FOURTH DIVISION, 23rd ARMY CORPS, Numbers 2. Knoxville, Tenn., January 28, 1865.
Pursuant tot Special Orders, Numbers 24, current series, from headquarters District of East Tennessee, and Fourth Division, Twenty-third Army Corps, the undersigned hereby assumes command of the brigade.
H. G. GIBSON,
Colonel Second Ohio Heavy Artillery Volunteers.
HEADQUARTERS KENTUCKY VOLUNTEERS,
Frankfort, January 28, 1865.
General E. H. HOBSON,
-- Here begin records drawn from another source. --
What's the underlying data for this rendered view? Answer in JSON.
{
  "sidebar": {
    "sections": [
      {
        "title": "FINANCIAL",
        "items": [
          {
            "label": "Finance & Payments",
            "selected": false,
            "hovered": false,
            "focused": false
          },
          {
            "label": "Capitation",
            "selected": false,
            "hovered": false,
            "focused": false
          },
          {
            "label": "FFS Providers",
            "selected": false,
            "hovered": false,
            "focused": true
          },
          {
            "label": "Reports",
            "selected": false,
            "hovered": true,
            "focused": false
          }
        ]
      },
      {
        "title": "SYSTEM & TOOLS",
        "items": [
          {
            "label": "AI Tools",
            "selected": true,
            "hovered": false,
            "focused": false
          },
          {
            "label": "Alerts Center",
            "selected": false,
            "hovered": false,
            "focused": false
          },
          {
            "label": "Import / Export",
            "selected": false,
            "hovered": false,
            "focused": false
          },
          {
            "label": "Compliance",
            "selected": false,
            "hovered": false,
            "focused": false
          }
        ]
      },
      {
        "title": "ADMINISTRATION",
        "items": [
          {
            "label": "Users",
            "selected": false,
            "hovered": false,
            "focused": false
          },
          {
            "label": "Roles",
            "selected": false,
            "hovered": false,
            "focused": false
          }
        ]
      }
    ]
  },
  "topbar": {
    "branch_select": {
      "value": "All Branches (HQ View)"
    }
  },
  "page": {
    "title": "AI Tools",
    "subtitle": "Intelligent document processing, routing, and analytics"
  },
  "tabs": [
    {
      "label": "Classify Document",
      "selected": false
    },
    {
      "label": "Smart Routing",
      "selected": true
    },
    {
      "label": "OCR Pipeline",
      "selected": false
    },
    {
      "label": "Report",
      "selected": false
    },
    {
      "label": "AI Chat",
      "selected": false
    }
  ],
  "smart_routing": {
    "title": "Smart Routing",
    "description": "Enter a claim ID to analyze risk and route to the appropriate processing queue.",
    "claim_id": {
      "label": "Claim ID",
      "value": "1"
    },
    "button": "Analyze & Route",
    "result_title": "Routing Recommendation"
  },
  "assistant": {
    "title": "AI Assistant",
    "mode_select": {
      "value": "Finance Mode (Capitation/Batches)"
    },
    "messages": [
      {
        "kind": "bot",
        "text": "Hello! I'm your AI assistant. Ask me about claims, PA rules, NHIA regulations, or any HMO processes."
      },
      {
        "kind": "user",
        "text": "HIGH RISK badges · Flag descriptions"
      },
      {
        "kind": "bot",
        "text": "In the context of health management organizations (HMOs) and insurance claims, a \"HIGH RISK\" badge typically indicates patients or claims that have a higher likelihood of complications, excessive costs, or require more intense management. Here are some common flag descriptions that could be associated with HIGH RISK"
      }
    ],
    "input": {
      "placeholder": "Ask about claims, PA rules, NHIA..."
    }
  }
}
GENERAL: I have reliable information from Rough and Ready, in Anderson County, of a fight between a detachment of Captain Brown's company of the Fifty-fourth and a gang of guerrillas under the notorious Dick Taylor, who was the leader of the gang that killed the negroes a few days since below Simpsonville. Lieutenant Moore and Taylor had a hand-to-hand fight. Moore received several cuts from a bowie knife in the face, and in the fight he shot Taylor dead. One other guerrilla was killed and the rest routed.
D. W. LINDSEY,
Inspector and Adjutant-General.
LEBANON, KY., January 28, 1865.
Captain J. S. BUTLER,
About forty men passed [within] five miles of Campbellsville, camped three miles from here last night, crossed to Bradfordsville road and took Bradfordsville direction. Said they [were] Fourth Missouri Cavalry. I think they are rebels. I have no company of my regiment at this place.
Major Thirtieth Kentucky.